Provided records START

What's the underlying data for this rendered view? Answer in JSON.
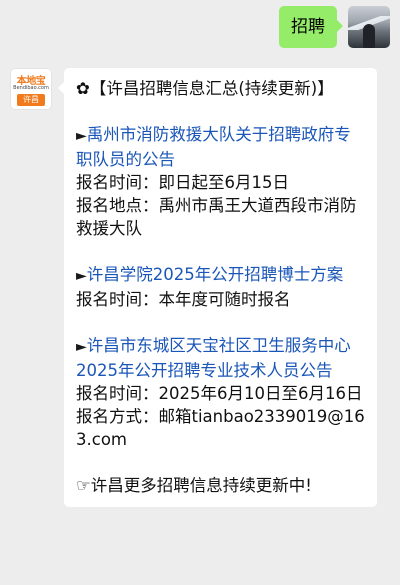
{
  "outgoing": {
    "text": "招聘"
  },
  "brand_avatar": {
    "name": "本地宝",
    "sub": "Bendibao.com",
    "tag": "许昌"
  },
  "message": {
    "title_symbol": "✿",
    "title": "【许昌招聘信息汇总(持续更新)】",
    "items": [
      {
        "marker": "►",
        "link": "禹州市消防救援大队关于招聘政府专职队员的公告",
        "lines": [
          "报名时间：即日起至6月15日",
          "报名地点：禹州市禹王大道西段市消防救援大队"
        ]
      },
      {
        "marker": "►",
        "link": "许昌学院2025年公开招聘博士方案",
        "lines": [
          "报名时间：本年度可随时报名"
        ]
      },
      {
        "marker": "►",
        "link": "许昌市东城区天宝社区卫生服务中心2025年公开招聘专业技术人员公告",
        "lines": [
          "报名时间：2025年6月10日至6月16日"
        ],
        "email_prefix": "报名方式：邮箱",
        "email": "tianbao2339019@163.com"
      }
    ],
    "footer_symbol": "☞",
    "footer": "许昌更多招聘信息持续更新中!"
  }
}
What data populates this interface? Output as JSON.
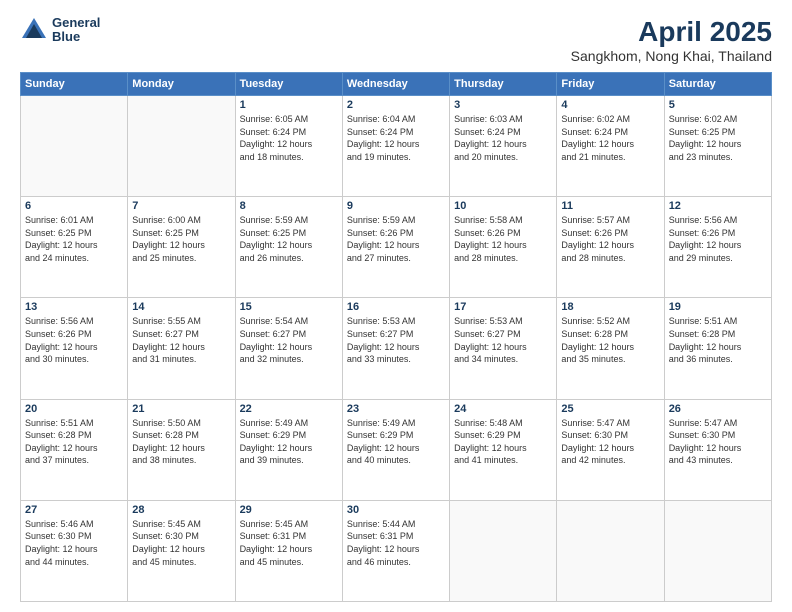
{
  "header": {
    "logo_line1": "General",
    "logo_line2": "Blue",
    "title": "April 2025",
    "subtitle": "Sangkhom, Nong Khai, Thailand"
  },
  "days_of_week": [
    "Sunday",
    "Monday",
    "Tuesday",
    "Wednesday",
    "Thursday",
    "Friday",
    "Saturday"
  ],
  "weeks": [
    [
      {
        "day": "",
        "info": ""
      },
      {
        "day": "",
        "info": ""
      },
      {
        "day": "1",
        "info": "Sunrise: 6:05 AM\nSunset: 6:24 PM\nDaylight: 12 hours\nand 18 minutes."
      },
      {
        "day": "2",
        "info": "Sunrise: 6:04 AM\nSunset: 6:24 PM\nDaylight: 12 hours\nand 19 minutes."
      },
      {
        "day": "3",
        "info": "Sunrise: 6:03 AM\nSunset: 6:24 PM\nDaylight: 12 hours\nand 20 minutes."
      },
      {
        "day": "4",
        "info": "Sunrise: 6:02 AM\nSunset: 6:24 PM\nDaylight: 12 hours\nand 21 minutes."
      },
      {
        "day": "5",
        "info": "Sunrise: 6:02 AM\nSunset: 6:25 PM\nDaylight: 12 hours\nand 23 minutes."
      }
    ],
    [
      {
        "day": "6",
        "info": "Sunrise: 6:01 AM\nSunset: 6:25 PM\nDaylight: 12 hours\nand 24 minutes."
      },
      {
        "day": "7",
        "info": "Sunrise: 6:00 AM\nSunset: 6:25 PM\nDaylight: 12 hours\nand 25 minutes."
      },
      {
        "day": "8",
        "info": "Sunrise: 5:59 AM\nSunset: 6:25 PM\nDaylight: 12 hours\nand 26 minutes."
      },
      {
        "day": "9",
        "info": "Sunrise: 5:59 AM\nSunset: 6:26 PM\nDaylight: 12 hours\nand 27 minutes."
      },
      {
        "day": "10",
        "info": "Sunrise: 5:58 AM\nSunset: 6:26 PM\nDaylight: 12 hours\nand 28 minutes."
      },
      {
        "day": "11",
        "info": "Sunrise: 5:57 AM\nSunset: 6:26 PM\nDaylight: 12 hours\nand 28 minutes."
      },
      {
        "day": "12",
        "info": "Sunrise: 5:56 AM\nSunset: 6:26 PM\nDaylight: 12 hours\nand 29 minutes."
      }
    ],
    [
      {
        "day": "13",
        "info": "Sunrise: 5:56 AM\nSunset: 6:26 PM\nDaylight: 12 hours\nand 30 minutes."
      },
      {
        "day": "14",
        "info": "Sunrise: 5:55 AM\nSunset: 6:27 PM\nDaylight: 12 hours\nand 31 minutes."
      },
      {
        "day": "15",
        "info": "Sunrise: 5:54 AM\nSunset: 6:27 PM\nDaylight: 12 hours\nand 32 minutes."
      },
      {
        "day": "16",
        "info": "Sunrise: 5:53 AM\nSunset: 6:27 PM\nDaylight: 12 hours\nand 33 minutes."
      },
      {
        "day": "17",
        "info": "Sunrise: 5:53 AM\nSunset: 6:27 PM\nDaylight: 12 hours\nand 34 minutes."
      },
      {
        "day": "18",
        "info": "Sunrise: 5:52 AM\nSunset: 6:28 PM\nDaylight: 12 hours\nand 35 minutes."
      },
      {
        "day": "19",
        "info": "Sunrise: 5:51 AM\nSunset: 6:28 PM\nDaylight: 12 hours\nand 36 minutes."
      }
    ],
    [
      {
        "day": "20",
        "info": "Sunrise: 5:51 AM\nSunset: 6:28 PM\nDaylight: 12 hours\nand 37 minutes."
      },
      {
        "day": "21",
        "info": "Sunrise: 5:50 AM\nSunset: 6:28 PM\nDaylight: 12 hours\nand 38 minutes."
      },
      {
        "day": "22",
        "info": "Sunrise: 5:49 AM\nSunset: 6:29 PM\nDaylight: 12 hours\nand 39 minutes."
      },
      {
        "day": "23",
        "info": "Sunrise: 5:49 AM\nSunset: 6:29 PM\nDaylight: 12 hours\nand 40 minutes."
      },
      {
        "day": "24",
        "info": "Sunrise: 5:48 AM\nSunset: 6:29 PM\nDaylight: 12 hours\nand 41 minutes."
      },
      {
        "day": "25",
        "info": "Sunrise: 5:47 AM\nSunset: 6:30 PM\nDaylight: 12 hours\nand 42 minutes."
      },
      {
        "day": "26",
        "info": "Sunrise: 5:47 AM\nSunset: 6:30 PM\nDaylight: 12 hours\nand 43 minutes."
      }
    ],
    [
      {
        "day": "27",
        "info": "Sunrise: 5:46 AM\nSunset: 6:30 PM\nDaylight: 12 hours\nand 44 minutes."
      },
      {
        "day": "28",
        "info": "Sunrise: 5:45 AM\nSunset: 6:30 PM\nDaylight: 12 hours\nand 45 minutes."
      },
      {
        "day": "29",
        "info": "Sunrise: 5:45 AM\nSunset: 6:31 PM\nDaylight: 12 hours\nand 45 minutes."
      },
      {
        "day": "30",
        "info": "Sunrise: 5:44 AM\nSunset: 6:31 PM\nDaylight: 12 hours\nand 46 minutes."
      },
      {
        "day": "",
        "info": ""
      },
      {
        "day": "",
        "info": ""
      },
      {
        "day": "",
        "info": ""
      }
    ]
  ]
}
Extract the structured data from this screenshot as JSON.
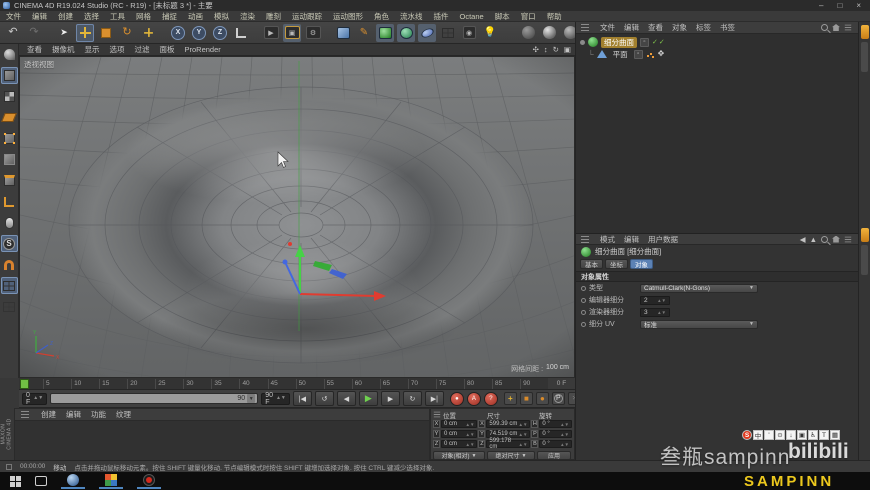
{
  "window": {
    "title": "CINEMA 4D R19.024 Studio (RC - R19) - [未标题 3 *] - 主要",
    "minimize": "–",
    "maximize": "□",
    "close": "×"
  },
  "menu_bar": {
    "items": [
      "文件",
      "编辑",
      "创建",
      "选择",
      "工具",
      "网格",
      "捕捉",
      "动画",
      "模拟",
      "渲染",
      "雕刻",
      "运动跟踪",
      "运动图形",
      "角色",
      "流水线",
      "插件",
      "Octane",
      "脚本",
      "窗口",
      "帮助"
    ]
  },
  "toolbar": {
    "axis_locks": [
      "X",
      "Y",
      "Z"
    ]
  },
  "viewport": {
    "menus": [
      "查看",
      "摄像机",
      "显示",
      "选项",
      "过滤",
      "面板",
      "ProRender"
    ],
    "view_label": "透视视图",
    "grid_label": "网格间距 :",
    "grid_value": "100 cm"
  },
  "object_manager": {
    "menus": [
      "文件",
      "编辑",
      "查看",
      "对象",
      "标签",
      "书签"
    ],
    "objects": [
      {
        "name": "细分曲面"
      },
      {
        "name": "平面"
      }
    ],
    "check_marks": "✓✓"
  },
  "attribute_manager": {
    "menus": [
      "模式",
      "编辑",
      "用户数据"
    ],
    "object_title": "细分曲面 [细分曲面]",
    "tabs": [
      "基本",
      "坐标",
      "对象"
    ],
    "section": "对象属性",
    "fields": {
      "type_label": "类型",
      "type_value": "Catmull-Clark(N-Gons)",
      "editor_sub_label": "编辑器细分",
      "editor_sub_value": "2",
      "render_sub_label": "渲染器细分",
      "render_sub_value": "3",
      "subdiv_uv_label": "细分 UV",
      "subdiv_uv_value": "标准"
    }
  },
  "timeline": {
    "ticks": [
      "5",
      "10",
      "15",
      "20",
      "25",
      "30",
      "35",
      "40",
      "45",
      "50",
      "55",
      "60",
      "65",
      "70",
      "75",
      "80",
      "85",
      "90"
    ],
    "ruler_end": "0 F",
    "current_frame": "0 F",
    "scroll_end": "90",
    "range_end": "90 F"
  },
  "materials": {
    "menus": [
      "创建",
      "编辑",
      "功能",
      "纹理"
    ]
  },
  "coordinates": {
    "title_position": "位置",
    "title_size": "尺寸",
    "title_rotation": "旋转",
    "rows": [
      {
        "axis": "X",
        "pos": "0 cm",
        "size_axis": "X",
        "size": "599.39 cm",
        "rot_axis": "H",
        "rot": "0 °"
      },
      {
        "axis": "Y",
        "pos": "0 cm",
        "size_axis": "Y",
        "size": "74.519 cm",
        "rot_axis": "P",
        "rot": "0 °"
      },
      {
        "axis": "Z",
        "pos": "0 cm",
        "size_axis": "Z",
        "size": "599.178 cm",
        "rot_axis": "B",
        "rot": "0 °"
      }
    ],
    "mode_object": "对象(相对)",
    "mode_size": "绝对尺寸",
    "apply": "应用"
  },
  "status_bar": {
    "time": "00:00:00",
    "tool": "移动",
    "hint": "点击并拖动鼠标移动元素。按住 SHIFT 键量化移动. 节点编辑模式时按住 SHIFT 键增加选择对象. 按住 CTRL 键减少选择对象."
  },
  "branding": {
    "maxon": "MAXON",
    "cinema": "CINEMA 4D",
    "watermark_cn": "叁瓶sampinn",
    "bilibili": "bilibili",
    "sampinn": "SAMPINN",
    "ime": [
      "S",
      "中",
      "'",
      "⊙",
      "↓",
      "▣",
      "♿",
      "T",
      "▦"
    ]
  },
  "colors": {
    "accent_orange": "#d9a027",
    "axis_red": "#d84040",
    "axis_green": "#3fbf3f",
    "axis_blue": "#4060d8",
    "select_blue": "#5c82b5",
    "play_green": "#6fd14f",
    "record_red": "#c03a30",
    "sampinn_yellow": "#ecc81d",
    "viewport_gray": "#6f7173"
  }
}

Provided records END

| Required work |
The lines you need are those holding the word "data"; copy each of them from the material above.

| Answer for this exercise |
What's the underlying data for this rendered view? Answer in JSON.
What data populates this interface? Output as JSON.
Extract the structured data from this screenshot as JSON.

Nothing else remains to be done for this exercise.